Data extracted from a collection:
»»

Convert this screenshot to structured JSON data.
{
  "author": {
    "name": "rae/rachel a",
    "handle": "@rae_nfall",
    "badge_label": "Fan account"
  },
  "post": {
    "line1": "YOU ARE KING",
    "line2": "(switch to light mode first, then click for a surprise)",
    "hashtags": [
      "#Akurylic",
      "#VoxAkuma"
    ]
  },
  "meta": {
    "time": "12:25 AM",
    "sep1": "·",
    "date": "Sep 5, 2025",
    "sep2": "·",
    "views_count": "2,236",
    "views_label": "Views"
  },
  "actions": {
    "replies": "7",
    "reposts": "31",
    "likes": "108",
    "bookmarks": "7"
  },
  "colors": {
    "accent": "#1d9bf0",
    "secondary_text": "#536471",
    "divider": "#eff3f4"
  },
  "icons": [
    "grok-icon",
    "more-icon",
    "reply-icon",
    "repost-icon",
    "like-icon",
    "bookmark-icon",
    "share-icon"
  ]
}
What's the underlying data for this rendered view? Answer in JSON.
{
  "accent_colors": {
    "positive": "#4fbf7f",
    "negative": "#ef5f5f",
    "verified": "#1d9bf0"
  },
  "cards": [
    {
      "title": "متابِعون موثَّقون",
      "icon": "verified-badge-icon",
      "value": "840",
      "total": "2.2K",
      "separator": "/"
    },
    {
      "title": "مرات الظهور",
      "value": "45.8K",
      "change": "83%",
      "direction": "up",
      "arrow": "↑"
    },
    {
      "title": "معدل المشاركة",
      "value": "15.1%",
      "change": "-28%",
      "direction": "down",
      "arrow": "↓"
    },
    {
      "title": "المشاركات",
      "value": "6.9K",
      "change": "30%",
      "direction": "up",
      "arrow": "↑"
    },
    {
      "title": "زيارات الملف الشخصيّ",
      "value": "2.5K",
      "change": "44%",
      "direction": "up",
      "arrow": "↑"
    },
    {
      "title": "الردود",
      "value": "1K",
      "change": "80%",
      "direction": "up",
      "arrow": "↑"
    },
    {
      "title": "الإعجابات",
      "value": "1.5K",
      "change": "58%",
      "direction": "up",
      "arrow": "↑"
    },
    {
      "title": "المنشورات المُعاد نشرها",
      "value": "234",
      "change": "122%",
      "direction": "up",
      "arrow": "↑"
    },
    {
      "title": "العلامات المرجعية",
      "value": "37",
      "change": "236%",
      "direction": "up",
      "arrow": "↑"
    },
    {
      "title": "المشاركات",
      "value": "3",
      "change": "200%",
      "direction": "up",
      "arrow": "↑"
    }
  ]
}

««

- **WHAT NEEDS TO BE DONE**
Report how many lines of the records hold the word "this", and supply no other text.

- **ANSWER TO THE PROBLEM**
2